While millions of dollars is nothing to bark about, both sides in each deal are still getting shafted. The Red Sox could have negotiated a $13 million deal for Matsuzaka, saving themselves $4 million a season and giving Matsuzaka some extra dough, while the Bombers could have given Igawa $6.5 million a year, saving themselves some change in the process and giving Igawa some extra spending money.

I don't see why MLB teams can't buy the release of the player with a more reasonable sum of, say, $5 million. The highest team salary in Japan in the year 2002 was $32.6 million US (Yomiuri Giants); the Seibu Lions and Hanshin Tigers (Matsuzaka's and Igawa's clubs, respectively) had significantly lower payrolls (source). So $5 million US is nothing to sneeze at for a Japanese club. In fact, it would have been 1/3 Hanshin's 2002 payroll. So the Yankees probably paid more to the Tigers than the Tigers pay their entire team. Heck, the Red Sox probably doubled the Seibu payroll. In some sense, there may be no reason for teams to not start selling off their older stars. At least at $5 million, there is a little more cause for restraint. It's nice, but not jump up and down nice.

So, I guess that wasn't very brief.

As an aside, and going back to what I first mentioned, thanks to a brief yet intense interest in anime during college, as well as writing about Japanese video game people the past few years, I've become fairly competent at pronouncing Japanese names. Listening to the bastardized versions of these pitchers (I've already heard "Dice-kay" instead of "Dai-soo-kay" and "Key" instead of "Kay") is going to bug me all season. Fortunately, the foreign culture of Japan will offset that irritation by amusing and delighting me, as it has always done:



(P.S. - Welcome to New York, 井川 慶. Please do well. Thanks.)

Sunday, December 17, 2006

Strapless dresses are in, strapless Wiis are out

Some thought Nintendo's biggest challenge would be overcoming Sony in the holiday market. It seems, however, Nintendo's biggest enemy is the general incompetence of the American consumer. Due to "a rash of reports that the devices flew out of the hands of overzealous players," Nintendo is offering to replace 3.2 million straps for its Wii remote control, according to an AP report.

"People tended to get a bit excited, especially while playing Wii sports and in some cases the control would come loose from their hands" due to a broken strap, Nintendo spokesperson Yasuhiro Minagawa said. To fix this, Nintendo will be replacing the original strap (0.024 inch diameter) with a thicker strap (0.04000000000 inch diameter). The new straps can be ordered at Nintendo's website.

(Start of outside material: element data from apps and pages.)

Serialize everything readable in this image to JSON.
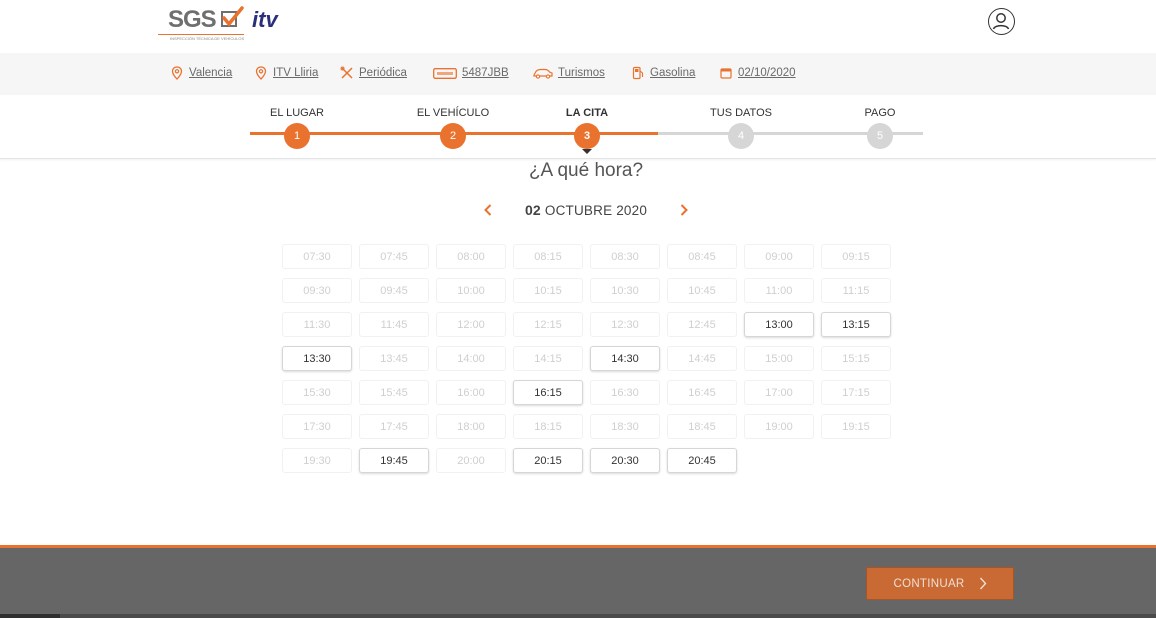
{
  "header": {
    "logo_text": "SGS",
    "logo_sub": "itv",
    "logo_tagline": "INSPECCIÓN TÉCNICA DE VEHÍCULOS",
    "user_icon": "user-icon"
  },
  "summary": [
    {
      "icon": "location-pin-icon",
      "label": "Valencia"
    },
    {
      "icon": "location-pin-icon",
      "label": "ITV Lliria"
    },
    {
      "icon": "tools-icon",
      "label": "Periódica"
    },
    {
      "icon": "license-plate-icon",
      "label": "5487JBB"
    },
    {
      "icon": "car-icon",
      "label": "Turismos"
    },
    {
      "icon": "fuel-icon",
      "label": "Gasolina"
    },
    {
      "icon": "calendar-icon",
      "label": "02/10/2020"
    }
  ],
  "steps": [
    {
      "label": "EL LUGAR",
      "num": "1",
      "state": "done"
    },
    {
      "label": "EL VEHÍCULO",
      "num": "2",
      "state": "done"
    },
    {
      "label": "LA CITA",
      "num": "3",
      "state": "current"
    },
    {
      "label": "TUS DATOS",
      "num": "4",
      "state": "todo"
    },
    {
      "label": "PAGO",
      "num": "5",
      "state": "todo"
    }
  ],
  "question": "¿A qué hora?",
  "date": {
    "day": "02",
    "month_year": "OCTUBRE 2020"
  },
  "slots": [
    {
      "t": "07:30",
      "a": false
    },
    {
      "t": "07:45",
      "a": false
    },
    {
      "t": "08:00",
      "a": false
    },
    {
      "t": "08:15",
      "a": false
    },
    {
      "t": "08:30",
      "a": false
    },
    {
      "t": "08:45",
      "a": false
    },
    {
      "t": "09:00",
      "a": false
    },
    {
      "t": "09:15",
      "a": false
    },
    {
      "t": "09:30",
      "a": false
    },
    {
      "t": "09:45",
      "a": false
    },
    {
      "t": "10:00",
      "a": false
    },
    {
      "t": "10:15",
      "a": false
    },
    {
      "t": "10:30",
      "a": false
    },
    {
      "t": "10:45",
      "a": false
    },
    {
      "t": "11:00",
      "a": false
    },
    {
      "t": "11:15",
      "a": false
    },
    {
      "t": "11:30",
      "a": false
    },
    {
      "t": "11:45",
      "a": false
    },
    {
      "t": "12:00",
      "a": false
    },
    {
      "t": "12:15",
      "a": false
    },
    {
      "t": "12:30",
      "a": false
    },
    {
      "t": "12:45",
      "a": false
    },
    {
      "t": "13:00",
      "a": true
    },
    {
      "t": "13:15",
      "a": true
    },
    {
      "t": "13:30",
      "a": true
    },
    {
      "t": "13:45",
      "a": false
    },
    {
      "t": "14:00",
      "a": false
    },
    {
      "t": "14:15",
      "a": false
    },
    {
      "t": "14:30",
      "a": true
    },
    {
      "t": "14:45",
      "a": false
    },
    {
      "t": "15:00",
      "a": false
    },
    {
      "t": "15:15",
      "a": false
    },
    {
      "t": "15:30",
      "a": false
    },
    {
      "t": "15:45",
      "a": false
    },
    {
      "t": "16:00",
      "a": false
    },
    {
      "t": "16:15",
      "a": true
    },
    {
      "t": "16:30",
      "a": false
    },
    {
      "t": "16:45",
      "a": false
    },
    {
      "t": "17:00",
      "a": false
    },
    {
      "t": "17:15",
      "a": false
    },
    {
      "t": "17:30",
      "a": false
    },
    {
      "t": "17:45",
      "a": false
    },
    {
      "t": "18:00",
      "a": false
    },
    {
      "t": "18:15",
      "a": false
    },
    {
      "t": "18:30",
      "a": false
    },
    {
      "t": "18:45",
      "a": false
    },
    {
      "t": "19:00",
      "a": false
    },
    {
      "t": "19:15",
      "a": false
    },
    {
      "t": "19:30",
      "a": false
    },
    {
      "t": "19:45",
      "a": true
    },
    {
      "t": "20:00",
      "a": false
    },
    {
      "t": "20:15",
      "a": true
    },
    {
      "t": "20:30",
      "a": true
    },
    {
      "t": "20:45",
      "a": true
    }
  ],
  "footer": {
    "continue_label": "CONTINUAR"
  },
  "colors": {
    "accent": "#e9722f",
    "footer_bg": "#666666",
    "button": "#c96a34",
    "inactive": "#d6d6d6"
  }
}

With Nintendo replacing their strap after people hurled their controllers through their television sets, it may be only a matter of time before the bruised eyes, sprained ankles, bloody noses, bladder infections, cracked toe nails, vaginal tearing and other reported injuries force the video game giant to stop producing Wii consoles altogether. Good job, America. First Iraq, now this.

Justin: I was going to post this earlier, but I didn't because it sounded bitter and fanboy-ish. But if I ran a popular Nintendo fan site, I'd just start posting dozens of articles per day about neighborhood kids breaking neighbors' windows with baseballs, and frisbees getting stuck on neighbors' roofs. Then after a week, I'd start to demand that baseballs and frisbees be recalled.

Chris V: Hey didn't you used to run a popular Nintendo fan site?